---------- RECORD SET ----------

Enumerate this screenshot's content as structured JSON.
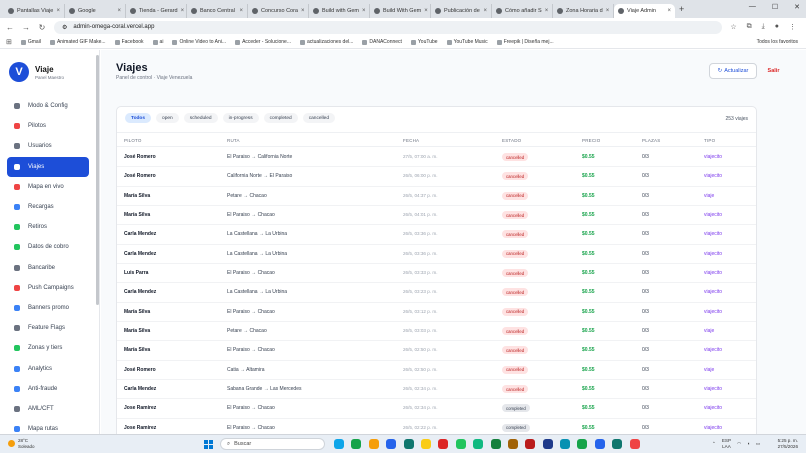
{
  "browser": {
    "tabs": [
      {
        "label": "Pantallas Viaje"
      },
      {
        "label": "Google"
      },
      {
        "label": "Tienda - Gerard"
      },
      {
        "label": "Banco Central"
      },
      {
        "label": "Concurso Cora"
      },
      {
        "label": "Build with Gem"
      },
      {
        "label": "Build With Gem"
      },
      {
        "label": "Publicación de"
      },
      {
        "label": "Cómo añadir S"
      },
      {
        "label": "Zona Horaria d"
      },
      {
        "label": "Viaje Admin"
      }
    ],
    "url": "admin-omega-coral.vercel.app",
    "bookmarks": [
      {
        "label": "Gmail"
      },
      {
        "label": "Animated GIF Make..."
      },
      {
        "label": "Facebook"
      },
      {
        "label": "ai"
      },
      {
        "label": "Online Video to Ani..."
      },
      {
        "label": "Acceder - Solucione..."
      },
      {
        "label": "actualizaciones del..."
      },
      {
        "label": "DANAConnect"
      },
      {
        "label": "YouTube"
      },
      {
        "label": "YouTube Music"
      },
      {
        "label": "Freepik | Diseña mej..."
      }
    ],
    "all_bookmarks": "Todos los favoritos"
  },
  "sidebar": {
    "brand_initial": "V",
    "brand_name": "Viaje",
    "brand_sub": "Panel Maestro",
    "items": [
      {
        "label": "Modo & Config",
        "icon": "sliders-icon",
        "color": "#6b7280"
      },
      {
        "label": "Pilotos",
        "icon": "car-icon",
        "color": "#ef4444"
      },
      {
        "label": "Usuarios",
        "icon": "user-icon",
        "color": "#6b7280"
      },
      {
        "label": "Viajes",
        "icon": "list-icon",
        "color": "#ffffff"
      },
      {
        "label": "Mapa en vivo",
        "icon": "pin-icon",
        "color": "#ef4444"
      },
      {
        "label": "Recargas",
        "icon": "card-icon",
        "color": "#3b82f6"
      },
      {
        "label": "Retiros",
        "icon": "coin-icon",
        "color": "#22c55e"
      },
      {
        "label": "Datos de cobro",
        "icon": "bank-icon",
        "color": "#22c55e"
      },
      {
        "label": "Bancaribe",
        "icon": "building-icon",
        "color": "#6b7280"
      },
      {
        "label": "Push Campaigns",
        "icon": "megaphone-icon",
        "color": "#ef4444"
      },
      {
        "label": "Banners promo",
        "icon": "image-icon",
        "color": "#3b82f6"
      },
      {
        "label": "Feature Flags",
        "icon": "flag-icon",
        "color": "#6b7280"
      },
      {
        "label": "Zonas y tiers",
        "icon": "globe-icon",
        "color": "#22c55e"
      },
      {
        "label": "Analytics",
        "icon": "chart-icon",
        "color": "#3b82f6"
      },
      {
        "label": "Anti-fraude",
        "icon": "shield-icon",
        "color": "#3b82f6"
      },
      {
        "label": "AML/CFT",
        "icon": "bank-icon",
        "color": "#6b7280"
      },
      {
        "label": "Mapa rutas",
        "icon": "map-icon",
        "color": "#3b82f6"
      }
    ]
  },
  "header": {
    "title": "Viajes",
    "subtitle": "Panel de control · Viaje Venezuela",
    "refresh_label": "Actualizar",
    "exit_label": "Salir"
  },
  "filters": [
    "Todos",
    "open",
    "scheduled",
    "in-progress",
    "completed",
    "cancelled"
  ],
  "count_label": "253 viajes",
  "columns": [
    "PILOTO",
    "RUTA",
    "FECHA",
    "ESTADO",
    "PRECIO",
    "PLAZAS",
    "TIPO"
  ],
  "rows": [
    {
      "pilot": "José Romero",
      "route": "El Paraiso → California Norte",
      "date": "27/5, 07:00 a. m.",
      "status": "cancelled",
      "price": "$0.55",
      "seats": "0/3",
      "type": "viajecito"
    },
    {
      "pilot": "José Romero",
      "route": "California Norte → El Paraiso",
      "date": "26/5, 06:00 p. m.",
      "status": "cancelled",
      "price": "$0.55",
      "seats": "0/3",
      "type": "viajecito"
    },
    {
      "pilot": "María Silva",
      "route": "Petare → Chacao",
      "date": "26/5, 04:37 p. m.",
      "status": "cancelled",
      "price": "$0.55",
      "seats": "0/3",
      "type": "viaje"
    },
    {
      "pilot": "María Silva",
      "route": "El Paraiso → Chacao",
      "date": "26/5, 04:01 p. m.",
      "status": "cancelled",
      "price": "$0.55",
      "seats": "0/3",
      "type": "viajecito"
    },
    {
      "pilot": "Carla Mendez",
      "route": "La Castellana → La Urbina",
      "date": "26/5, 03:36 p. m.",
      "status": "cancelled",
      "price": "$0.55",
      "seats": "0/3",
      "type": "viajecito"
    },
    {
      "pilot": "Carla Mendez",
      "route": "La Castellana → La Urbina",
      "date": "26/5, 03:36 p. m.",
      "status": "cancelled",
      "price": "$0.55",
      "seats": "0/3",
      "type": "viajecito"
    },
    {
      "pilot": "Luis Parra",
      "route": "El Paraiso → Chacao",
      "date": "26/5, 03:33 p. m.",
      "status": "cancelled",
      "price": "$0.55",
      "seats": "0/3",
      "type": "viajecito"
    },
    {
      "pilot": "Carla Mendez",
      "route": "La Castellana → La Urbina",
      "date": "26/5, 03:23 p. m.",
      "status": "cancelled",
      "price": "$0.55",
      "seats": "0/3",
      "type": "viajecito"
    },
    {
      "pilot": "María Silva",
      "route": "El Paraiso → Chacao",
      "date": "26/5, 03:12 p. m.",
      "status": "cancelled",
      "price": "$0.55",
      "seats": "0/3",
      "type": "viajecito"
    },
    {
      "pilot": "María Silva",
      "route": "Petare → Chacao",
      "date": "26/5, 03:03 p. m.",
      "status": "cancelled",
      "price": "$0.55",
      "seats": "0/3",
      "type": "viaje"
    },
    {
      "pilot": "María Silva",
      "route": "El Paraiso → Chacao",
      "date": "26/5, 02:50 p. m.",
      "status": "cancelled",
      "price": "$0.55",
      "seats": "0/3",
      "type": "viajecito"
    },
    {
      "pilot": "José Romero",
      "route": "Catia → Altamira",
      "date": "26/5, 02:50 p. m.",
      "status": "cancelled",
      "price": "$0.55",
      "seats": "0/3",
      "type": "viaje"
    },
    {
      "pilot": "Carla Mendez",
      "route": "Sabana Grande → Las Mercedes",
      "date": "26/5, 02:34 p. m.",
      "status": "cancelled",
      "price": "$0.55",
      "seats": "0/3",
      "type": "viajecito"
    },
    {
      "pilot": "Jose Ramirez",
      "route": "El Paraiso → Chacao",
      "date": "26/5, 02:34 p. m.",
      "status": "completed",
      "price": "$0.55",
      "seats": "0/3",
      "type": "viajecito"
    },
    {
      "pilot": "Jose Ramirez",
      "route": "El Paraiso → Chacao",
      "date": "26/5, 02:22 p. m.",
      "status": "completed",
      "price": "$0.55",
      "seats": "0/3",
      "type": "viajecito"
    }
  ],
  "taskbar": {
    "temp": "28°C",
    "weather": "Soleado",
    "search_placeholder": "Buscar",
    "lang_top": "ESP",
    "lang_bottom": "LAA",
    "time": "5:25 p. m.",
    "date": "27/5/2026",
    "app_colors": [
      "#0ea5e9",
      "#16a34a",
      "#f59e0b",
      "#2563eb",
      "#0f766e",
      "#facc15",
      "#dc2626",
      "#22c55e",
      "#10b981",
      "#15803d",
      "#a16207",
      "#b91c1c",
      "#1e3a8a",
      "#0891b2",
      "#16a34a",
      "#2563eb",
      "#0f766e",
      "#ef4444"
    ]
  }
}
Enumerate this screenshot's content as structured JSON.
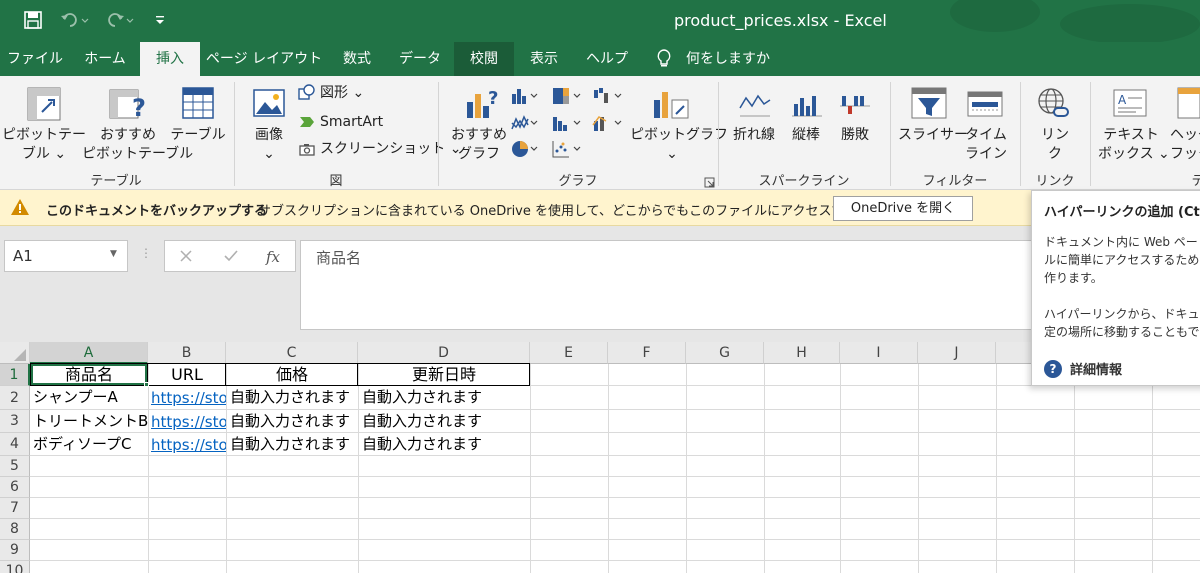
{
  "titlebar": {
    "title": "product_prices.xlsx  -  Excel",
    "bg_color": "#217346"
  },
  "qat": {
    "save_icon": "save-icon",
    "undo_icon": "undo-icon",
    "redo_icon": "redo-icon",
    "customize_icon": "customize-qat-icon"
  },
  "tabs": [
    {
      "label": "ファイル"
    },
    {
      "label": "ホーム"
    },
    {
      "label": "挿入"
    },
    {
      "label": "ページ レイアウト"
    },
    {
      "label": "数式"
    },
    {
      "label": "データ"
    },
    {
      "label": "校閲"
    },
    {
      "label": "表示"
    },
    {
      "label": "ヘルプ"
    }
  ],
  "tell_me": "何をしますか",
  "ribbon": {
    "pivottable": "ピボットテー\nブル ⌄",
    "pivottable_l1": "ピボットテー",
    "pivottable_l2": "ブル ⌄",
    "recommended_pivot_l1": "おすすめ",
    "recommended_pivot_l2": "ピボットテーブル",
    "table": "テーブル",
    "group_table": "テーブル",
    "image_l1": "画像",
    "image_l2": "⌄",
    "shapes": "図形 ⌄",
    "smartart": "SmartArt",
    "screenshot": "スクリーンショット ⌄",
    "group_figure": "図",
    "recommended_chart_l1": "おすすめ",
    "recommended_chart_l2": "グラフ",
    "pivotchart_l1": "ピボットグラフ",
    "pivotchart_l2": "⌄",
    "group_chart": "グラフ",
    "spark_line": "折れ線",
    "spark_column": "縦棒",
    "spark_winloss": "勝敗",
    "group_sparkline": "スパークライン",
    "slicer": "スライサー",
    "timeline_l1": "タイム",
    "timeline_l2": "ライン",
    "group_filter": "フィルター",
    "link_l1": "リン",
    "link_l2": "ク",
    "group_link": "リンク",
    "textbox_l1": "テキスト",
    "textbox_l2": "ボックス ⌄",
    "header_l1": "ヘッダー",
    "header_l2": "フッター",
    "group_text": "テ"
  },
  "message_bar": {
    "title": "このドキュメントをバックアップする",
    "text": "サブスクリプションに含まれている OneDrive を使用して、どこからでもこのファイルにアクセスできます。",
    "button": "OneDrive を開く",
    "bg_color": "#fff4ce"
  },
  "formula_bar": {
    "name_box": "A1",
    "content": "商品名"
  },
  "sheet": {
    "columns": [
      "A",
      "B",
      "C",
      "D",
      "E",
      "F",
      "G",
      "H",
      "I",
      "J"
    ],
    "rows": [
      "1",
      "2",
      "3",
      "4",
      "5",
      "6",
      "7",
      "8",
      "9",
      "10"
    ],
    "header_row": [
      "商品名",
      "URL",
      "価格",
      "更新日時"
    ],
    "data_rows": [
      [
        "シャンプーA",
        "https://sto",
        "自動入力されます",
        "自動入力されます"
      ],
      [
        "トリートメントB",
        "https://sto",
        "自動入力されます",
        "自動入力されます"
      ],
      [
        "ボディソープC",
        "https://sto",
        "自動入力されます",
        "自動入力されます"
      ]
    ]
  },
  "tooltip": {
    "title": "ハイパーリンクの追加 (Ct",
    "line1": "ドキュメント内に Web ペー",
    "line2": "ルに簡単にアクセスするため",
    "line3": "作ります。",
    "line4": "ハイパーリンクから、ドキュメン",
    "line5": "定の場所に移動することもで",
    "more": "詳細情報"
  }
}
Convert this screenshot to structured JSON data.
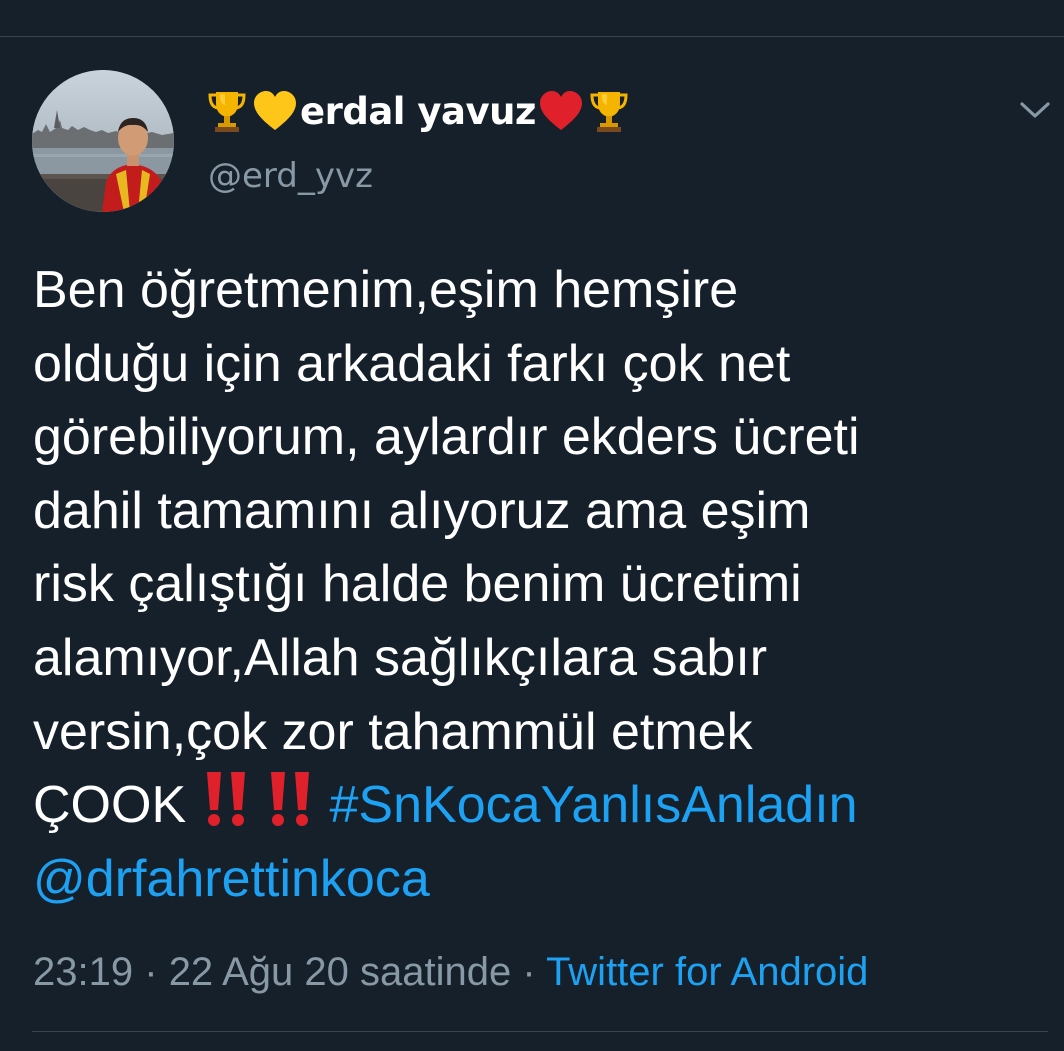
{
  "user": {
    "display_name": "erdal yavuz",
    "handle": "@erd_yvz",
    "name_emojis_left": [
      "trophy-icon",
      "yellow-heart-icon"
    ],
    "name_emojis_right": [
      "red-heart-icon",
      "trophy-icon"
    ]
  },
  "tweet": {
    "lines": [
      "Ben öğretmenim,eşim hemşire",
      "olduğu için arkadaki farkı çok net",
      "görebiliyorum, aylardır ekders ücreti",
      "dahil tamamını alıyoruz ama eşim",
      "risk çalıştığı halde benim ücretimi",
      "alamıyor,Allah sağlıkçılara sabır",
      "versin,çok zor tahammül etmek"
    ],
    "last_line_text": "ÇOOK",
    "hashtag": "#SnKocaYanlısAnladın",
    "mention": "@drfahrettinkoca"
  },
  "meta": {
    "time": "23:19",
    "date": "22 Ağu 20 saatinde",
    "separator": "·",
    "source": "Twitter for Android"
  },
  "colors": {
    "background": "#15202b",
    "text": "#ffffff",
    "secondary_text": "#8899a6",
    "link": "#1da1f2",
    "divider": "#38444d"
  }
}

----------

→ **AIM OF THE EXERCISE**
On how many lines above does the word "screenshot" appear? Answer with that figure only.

→ **EXERCISE SOLUTION**
4